### GIVEN INFORMATION ###
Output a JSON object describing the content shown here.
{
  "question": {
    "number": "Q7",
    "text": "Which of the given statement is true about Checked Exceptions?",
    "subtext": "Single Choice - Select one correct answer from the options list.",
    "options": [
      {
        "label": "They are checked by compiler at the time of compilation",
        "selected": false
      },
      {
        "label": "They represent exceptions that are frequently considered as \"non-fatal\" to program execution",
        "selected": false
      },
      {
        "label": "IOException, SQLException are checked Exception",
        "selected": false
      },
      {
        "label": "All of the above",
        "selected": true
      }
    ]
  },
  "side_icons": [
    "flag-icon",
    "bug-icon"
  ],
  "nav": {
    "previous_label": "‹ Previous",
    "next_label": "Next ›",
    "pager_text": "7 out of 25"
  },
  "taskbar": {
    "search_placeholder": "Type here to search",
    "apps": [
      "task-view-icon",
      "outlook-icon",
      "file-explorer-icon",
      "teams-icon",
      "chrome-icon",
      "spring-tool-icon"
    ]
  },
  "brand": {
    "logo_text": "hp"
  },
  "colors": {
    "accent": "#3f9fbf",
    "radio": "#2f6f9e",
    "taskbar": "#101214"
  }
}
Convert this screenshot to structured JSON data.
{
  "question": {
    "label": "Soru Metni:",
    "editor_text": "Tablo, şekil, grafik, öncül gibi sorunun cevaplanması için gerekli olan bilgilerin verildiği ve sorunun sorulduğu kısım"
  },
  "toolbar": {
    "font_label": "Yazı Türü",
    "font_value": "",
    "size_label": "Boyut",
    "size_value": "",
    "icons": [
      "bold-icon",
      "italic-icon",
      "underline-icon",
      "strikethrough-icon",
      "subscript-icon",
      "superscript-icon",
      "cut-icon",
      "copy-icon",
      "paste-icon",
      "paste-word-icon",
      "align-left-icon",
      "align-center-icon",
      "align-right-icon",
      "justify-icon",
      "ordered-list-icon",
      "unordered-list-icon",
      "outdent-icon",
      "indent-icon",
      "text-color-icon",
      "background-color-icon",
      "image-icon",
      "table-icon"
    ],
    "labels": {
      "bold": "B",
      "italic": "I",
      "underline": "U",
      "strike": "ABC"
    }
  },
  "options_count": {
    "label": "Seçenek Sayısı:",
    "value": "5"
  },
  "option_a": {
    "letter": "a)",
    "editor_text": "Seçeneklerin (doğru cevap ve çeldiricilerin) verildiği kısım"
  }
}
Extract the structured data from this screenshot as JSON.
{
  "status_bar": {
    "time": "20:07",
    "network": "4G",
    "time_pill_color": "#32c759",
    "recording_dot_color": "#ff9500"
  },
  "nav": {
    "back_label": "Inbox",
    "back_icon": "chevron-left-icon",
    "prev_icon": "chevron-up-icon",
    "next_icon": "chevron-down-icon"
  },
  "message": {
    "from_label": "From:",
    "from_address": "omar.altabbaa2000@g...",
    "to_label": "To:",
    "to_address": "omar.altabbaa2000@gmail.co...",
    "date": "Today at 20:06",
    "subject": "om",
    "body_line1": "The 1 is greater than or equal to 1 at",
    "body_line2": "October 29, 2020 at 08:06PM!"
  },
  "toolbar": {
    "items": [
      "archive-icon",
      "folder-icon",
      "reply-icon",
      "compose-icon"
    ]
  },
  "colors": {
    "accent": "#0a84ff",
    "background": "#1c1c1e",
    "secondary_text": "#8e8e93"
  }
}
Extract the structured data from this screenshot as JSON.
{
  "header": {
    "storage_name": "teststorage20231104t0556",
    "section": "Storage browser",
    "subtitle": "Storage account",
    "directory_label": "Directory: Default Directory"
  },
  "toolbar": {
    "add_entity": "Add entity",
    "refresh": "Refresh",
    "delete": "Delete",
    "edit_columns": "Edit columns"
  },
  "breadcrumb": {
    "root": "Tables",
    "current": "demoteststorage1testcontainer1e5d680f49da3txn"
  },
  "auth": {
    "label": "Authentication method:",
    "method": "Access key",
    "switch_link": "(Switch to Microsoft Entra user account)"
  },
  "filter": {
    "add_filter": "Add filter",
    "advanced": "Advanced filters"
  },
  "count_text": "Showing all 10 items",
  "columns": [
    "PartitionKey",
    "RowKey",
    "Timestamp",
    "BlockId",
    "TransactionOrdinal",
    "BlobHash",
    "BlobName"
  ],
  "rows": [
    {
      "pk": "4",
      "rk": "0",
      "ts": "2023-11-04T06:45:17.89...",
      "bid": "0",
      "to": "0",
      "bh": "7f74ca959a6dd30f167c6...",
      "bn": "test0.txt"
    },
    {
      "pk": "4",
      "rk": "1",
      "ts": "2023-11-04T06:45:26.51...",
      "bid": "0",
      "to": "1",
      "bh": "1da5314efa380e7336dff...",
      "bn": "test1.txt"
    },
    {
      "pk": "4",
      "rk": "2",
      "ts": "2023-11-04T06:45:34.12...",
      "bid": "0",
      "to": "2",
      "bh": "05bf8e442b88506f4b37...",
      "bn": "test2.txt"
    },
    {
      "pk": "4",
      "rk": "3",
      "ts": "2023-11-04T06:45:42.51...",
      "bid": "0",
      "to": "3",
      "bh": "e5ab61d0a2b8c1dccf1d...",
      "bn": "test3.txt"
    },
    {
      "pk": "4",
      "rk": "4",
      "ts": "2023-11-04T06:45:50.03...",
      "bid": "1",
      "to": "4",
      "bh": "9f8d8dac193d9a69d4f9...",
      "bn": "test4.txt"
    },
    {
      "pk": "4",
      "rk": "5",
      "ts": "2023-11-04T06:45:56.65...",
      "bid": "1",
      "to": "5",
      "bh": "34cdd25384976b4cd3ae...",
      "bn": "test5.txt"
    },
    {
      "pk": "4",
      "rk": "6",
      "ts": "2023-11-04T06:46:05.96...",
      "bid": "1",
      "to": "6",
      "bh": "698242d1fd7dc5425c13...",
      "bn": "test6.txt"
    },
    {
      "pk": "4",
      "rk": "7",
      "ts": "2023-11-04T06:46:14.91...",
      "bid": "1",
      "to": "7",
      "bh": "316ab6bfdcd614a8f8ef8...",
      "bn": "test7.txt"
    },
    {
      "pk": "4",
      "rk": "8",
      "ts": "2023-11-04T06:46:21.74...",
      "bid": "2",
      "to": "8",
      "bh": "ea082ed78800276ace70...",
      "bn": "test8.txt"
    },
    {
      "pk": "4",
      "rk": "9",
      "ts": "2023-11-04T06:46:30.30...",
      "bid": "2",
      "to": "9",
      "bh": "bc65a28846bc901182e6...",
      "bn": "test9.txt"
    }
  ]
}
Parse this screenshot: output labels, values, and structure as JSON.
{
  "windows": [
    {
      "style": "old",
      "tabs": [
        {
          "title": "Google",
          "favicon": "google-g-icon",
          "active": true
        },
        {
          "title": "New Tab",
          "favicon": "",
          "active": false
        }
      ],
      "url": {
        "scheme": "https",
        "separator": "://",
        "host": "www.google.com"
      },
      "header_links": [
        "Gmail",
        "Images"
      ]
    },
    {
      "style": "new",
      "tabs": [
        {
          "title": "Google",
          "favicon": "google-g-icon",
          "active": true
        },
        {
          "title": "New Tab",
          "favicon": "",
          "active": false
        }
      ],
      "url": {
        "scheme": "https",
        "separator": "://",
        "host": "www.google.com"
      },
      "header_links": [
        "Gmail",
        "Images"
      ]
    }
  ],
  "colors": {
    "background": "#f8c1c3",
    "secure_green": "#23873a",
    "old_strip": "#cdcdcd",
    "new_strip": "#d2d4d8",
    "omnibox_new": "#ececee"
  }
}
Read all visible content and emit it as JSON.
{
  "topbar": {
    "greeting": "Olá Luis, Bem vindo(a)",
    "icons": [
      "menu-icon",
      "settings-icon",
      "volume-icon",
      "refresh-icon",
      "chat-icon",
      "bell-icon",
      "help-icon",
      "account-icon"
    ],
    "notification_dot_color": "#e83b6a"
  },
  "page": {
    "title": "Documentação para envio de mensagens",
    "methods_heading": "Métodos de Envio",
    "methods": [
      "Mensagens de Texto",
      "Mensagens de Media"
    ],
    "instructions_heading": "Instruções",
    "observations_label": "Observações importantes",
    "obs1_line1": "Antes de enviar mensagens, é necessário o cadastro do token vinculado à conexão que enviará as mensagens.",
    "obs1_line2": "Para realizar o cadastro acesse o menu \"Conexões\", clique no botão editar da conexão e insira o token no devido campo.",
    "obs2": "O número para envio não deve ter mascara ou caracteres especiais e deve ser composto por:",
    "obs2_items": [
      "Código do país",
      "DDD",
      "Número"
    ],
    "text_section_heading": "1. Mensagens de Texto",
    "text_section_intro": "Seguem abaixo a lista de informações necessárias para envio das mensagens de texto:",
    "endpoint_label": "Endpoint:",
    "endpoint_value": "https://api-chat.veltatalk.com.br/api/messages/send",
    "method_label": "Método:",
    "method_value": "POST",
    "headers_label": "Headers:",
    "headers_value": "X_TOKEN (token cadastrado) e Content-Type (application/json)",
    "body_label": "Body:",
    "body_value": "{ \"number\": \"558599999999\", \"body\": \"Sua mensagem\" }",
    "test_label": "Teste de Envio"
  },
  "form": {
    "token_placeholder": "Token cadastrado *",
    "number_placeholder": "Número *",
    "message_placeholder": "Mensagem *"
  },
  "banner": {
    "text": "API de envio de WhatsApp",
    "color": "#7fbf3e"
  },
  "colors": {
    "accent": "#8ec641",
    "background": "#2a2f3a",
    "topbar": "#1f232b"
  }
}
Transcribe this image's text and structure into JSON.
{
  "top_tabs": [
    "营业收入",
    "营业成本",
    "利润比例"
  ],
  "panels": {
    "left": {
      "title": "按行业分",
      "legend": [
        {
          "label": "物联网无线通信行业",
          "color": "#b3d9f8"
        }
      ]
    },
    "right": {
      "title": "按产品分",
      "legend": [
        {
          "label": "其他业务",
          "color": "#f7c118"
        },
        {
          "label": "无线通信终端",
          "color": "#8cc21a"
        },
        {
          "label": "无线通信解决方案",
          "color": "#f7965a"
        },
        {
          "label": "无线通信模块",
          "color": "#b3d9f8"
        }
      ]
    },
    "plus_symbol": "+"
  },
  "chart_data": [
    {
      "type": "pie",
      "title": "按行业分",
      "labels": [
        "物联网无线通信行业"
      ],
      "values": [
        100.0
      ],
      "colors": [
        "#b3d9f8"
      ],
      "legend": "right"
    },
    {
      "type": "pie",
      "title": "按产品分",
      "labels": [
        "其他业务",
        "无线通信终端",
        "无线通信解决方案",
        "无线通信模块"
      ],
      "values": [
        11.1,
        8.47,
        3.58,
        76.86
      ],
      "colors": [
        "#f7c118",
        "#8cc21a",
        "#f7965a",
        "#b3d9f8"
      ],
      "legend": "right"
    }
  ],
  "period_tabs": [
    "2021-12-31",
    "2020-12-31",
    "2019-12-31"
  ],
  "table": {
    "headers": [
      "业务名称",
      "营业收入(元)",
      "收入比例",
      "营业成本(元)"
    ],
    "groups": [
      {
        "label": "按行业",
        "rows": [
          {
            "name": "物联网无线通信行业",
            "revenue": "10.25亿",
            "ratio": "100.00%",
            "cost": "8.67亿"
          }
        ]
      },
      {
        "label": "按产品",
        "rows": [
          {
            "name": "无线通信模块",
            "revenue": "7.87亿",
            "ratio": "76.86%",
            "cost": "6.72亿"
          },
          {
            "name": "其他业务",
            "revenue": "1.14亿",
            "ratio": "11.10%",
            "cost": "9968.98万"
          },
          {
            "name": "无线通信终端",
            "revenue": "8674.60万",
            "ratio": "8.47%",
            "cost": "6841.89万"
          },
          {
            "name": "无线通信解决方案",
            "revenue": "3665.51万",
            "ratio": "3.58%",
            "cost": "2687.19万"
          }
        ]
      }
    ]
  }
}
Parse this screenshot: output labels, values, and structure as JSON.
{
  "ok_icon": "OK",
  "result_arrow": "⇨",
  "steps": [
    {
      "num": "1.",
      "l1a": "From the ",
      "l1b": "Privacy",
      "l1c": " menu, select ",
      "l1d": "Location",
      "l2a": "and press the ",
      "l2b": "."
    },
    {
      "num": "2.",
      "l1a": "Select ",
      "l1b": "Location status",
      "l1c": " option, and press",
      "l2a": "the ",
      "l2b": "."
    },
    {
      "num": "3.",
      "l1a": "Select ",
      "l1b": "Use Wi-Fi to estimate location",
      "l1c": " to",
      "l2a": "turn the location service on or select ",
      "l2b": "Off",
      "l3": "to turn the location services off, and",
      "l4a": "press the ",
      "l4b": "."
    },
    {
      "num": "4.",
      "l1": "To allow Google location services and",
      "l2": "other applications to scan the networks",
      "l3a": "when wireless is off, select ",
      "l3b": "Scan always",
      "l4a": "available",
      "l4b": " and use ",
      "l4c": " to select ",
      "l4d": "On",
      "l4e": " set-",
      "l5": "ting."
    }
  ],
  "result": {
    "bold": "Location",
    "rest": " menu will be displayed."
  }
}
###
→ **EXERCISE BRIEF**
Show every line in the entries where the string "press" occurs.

→ **WRITTEN SOLUTION**
      "l2a": "and press the ",
      "l1c": " option, and press",
      "l4a": "press the ",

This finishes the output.